▶ _ABOUT THIS TASK_
A word-for-word copy of all entries is required, without images.

[Website and app data records]
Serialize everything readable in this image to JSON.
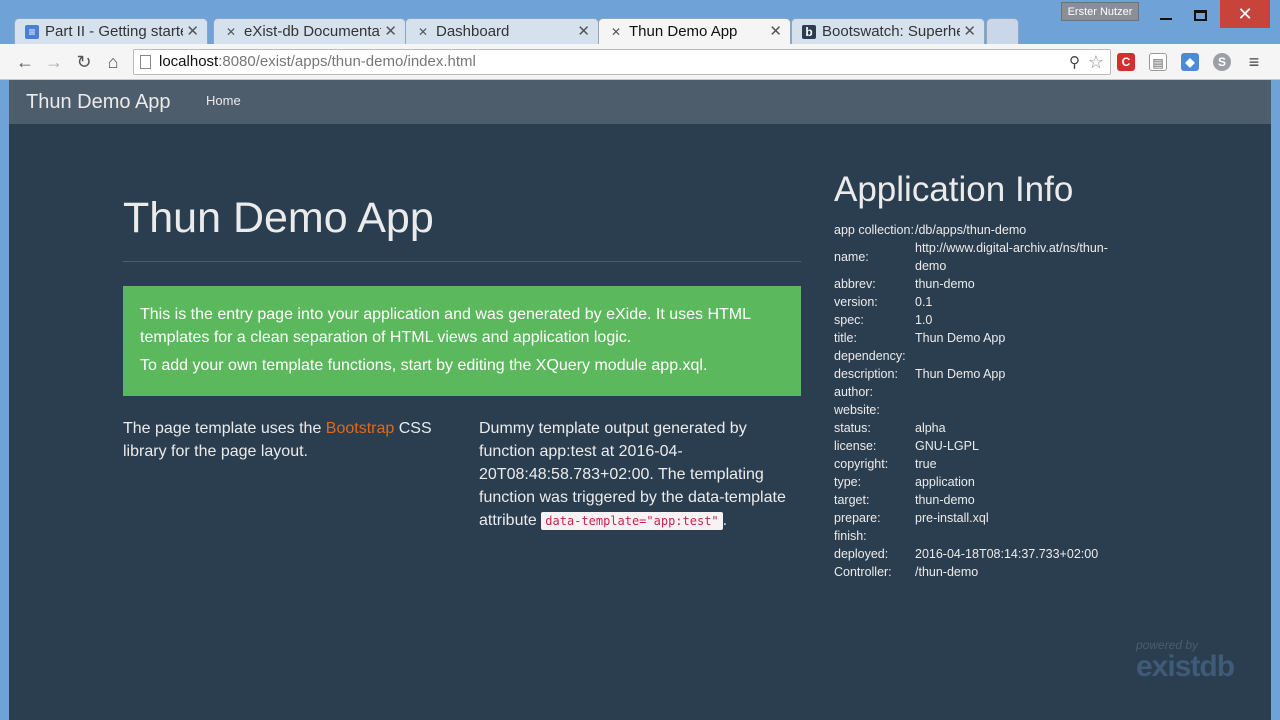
{
  "window": {
    "user": "Erster Nutzer"
  },
  "tabs": [
    {
      "label": "Part II - Getting started",
      "icon": "document-icon",
      "active": false
    },
    {
      "label": "eXist-db Documentation",
      "icon": "exist-icon",
      "active": false
    },
    {
      "label": "Dashboard",
      "icon": "exist-icon",
      "active": false
    },
    {
      "label": "Thun Demo App",
      "icon": "exist-icon",
      "active": true
    },
    {
      "label": "Bootswatch: Superhero",
      "icon": "bootswatch-icon",
      "active": false
    }
  ],
  "address": {
    "host": "localhost",
    "path": ":8080/exist/apps/thun-demo/index.html"
  },
  "navbar": {
    "brand": "Thun Demo App",
    "home": "Home"
  },
  "main": {
    "title": "Thun Demo App",
    "alert_line1": "This is the entry page into your application and was generated by eXide. It uses HTML templates for a clean separation of HTML views and application logic.",
    "alert_line2": "To add your own template functions, start by editing the XQuery module app.xql.",
    "left_before": "The page template uses the ",
    "left_link": "Bootstrap",
    "left_after": " CSS library for the page layout.",
    "mid_text": "Dummy template output generated by function app:test at 2016-04-20T08:48:58.783+02:00. The templating function was triggered by the data-template attribute ",
    "mid_code": "data-template=\"app:test\"",
    "mid_end": "."
  },
  "info": {
    "title": "Application Info",
    "rows": [
      {
        "k": "app collection:",
        "v": "/db/apps/thun-demo"
      },
      {
        "k": "name:",
        "v": "http://www.digital-archiv.at/ns/thun-demo"
      },
      {
        "k": "abbrev:",
        "v": "thun-demo"
      },
      {
        "k": "version:",
        "v": "0.1"
      },
      {
        "k": "spec:",
        "v": "1.0"
      },
      {
        "k": "title:",
        "v": "Thun Demo App"
      },
      {
        "k": "dependency:",
        "v": ""
      },
      {
        "k": "description:",
        "v": "Thun Demo App"
      },
      {
        "k": "author:",
        "v": ""
      },
      {
        "k": "website:",
        "v": ""
      },
      {
        "k": "status:",
        "v": "alpha"
      },
      {
        "k": "license:",
        "v": "GNU-LGPL"
      },
      {
        "k": "copyright:",
        "v": "true"
      },
      {
        "k": "type:",
        "v": "application"
      },
      {
        "k": "target:",
        "v": "thun-demo"
      },
      {
        "k": "prepare:",
        "v": "pre-install.xql"
      },
      {
        "k": "finish:",
        "v": ""
      },
      {
        "k": "deployed:",
        "v": "2016-04-18T08:14:37.733+02:00"
      },
      {
        "k": "Controller:",
        "v": "/thun-demo"
      }
    ]
  },
  "footer": {
    "powered_by": "powered by",
    "logo": "existdb"
  },
  "colors": {
    "page_bg": "#2b3e50",
    "navbar_bg": "#4e5d6c",
    "alert_bg": "#5cb85c",
    "link": "#df691a"
  }
}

▶ _EXERCISE ANSWER_
Serialize everything readable in this image to JSON.
{
  "window": {
    "user": "Erster Nutzer"
  },
  "tabs": [
    {
      "label": "Part II - Getting started",
      "icon": "document-icon",
      "active": false
    },
    {
      "label": "eXist-db Documentation",
      "icon": "exist-icon",
      "active": false
    },
    {
      "label": "Dashboard",
      "icon": "exist-icon",
      "active": false
    },
    {
      "label": "Thun Demo App",
      "icon": "exist-icon",
      "active": true
    },
    {
      "label": "Bootswatch: Superhero",
      "icon": "bootswatch-icon",
      "active": false
    }
  ],
  "address": {
    "host": "localhost",
    "path": ":8080/exist/apps/thun-demo/index.html"
  },
  "navbar": {
    "brand": "Thun Demo App",
    "home": "Home"
  },
  "main": {
    "title": "Thun Demo App",
    "alert_line1": "This is the entry page into your application and was generated by eXide. It uses HTML templates for a clean separation of HTML views and application logic.",
    "alert_line2": "To add your own template functions, start by editing the XQuery module app.xql.",
    "left_before": "The page template uses the ",
    "left_link": "Bootstrap",
    "left_after": " CSS library for the page layout.",
    "mid_text": "Dummy template output generated by function app:test at 2016-04-20T08:48:58.783+02:00. The templating function was triggered by the data-template attribute ",
    "mid_code": "data-template=\"app:test\"",
    "mid_end": "."
  },
  "info": {
    "title": "Application Info",
    "rows": [
      {
        "k": "app collection:",
        "v": "/db/apps/thun-demo"
      },
      {
        "k": "name:",
        "v": "http://www.digital-archiv.at/ns/thun-demo"
      },
      {
        "k": "abbrev:",
        "v": "thun-demo"
      },
      {
        "k": "version:",
        "v": "0.1"
      },
      {
        "k": "spec:",
        "v": "1.0"
      },
      {
        "k": "title:",
        "v": "Thun Demo App"
      },
      {
        "k": "dependency:",
        "v": ""
      },
      {
        "k": "description:",
        "v": "Thun Demo App"
      },
      {
        "k": "author:",
        "v": ""
      },
      {
        "k": "website:",
        "v": ""
      },
      {
        "k": "status:",
        "v": "alpha"
      },
      {
        "k": "license:",
        "v": "GNU-LGPL"
      },
      {
        "k": "copyright:",
        "v": "true"
      },
      {
        "k": "type:",
        "v": "application"
      },
      {
        "k": "target:",
        "v": "thun-demo"
      },
      {
        "k": "prepare:",
        "v": "pre-install.xql"
      },
      {
        "k": "finish:",
        "v": ""
      },
      {
        "k": "deployed:",
        "v": "2016-04-18T08:14:37.733+02:00"
      },
      {
        "k": "Controller:",
        "v": "/thun-demo"
      }
    ]
  },
  "footer": {
    "powered_by": "powered by",
    "logo": "existdb"
  },
  "colors": {
    "page_bg": "#2b3e50",
    "navbar_bg": "#4e5d6c",
    "alert_bg": "#5cb85c",
    "link": "#df691a"
  }
}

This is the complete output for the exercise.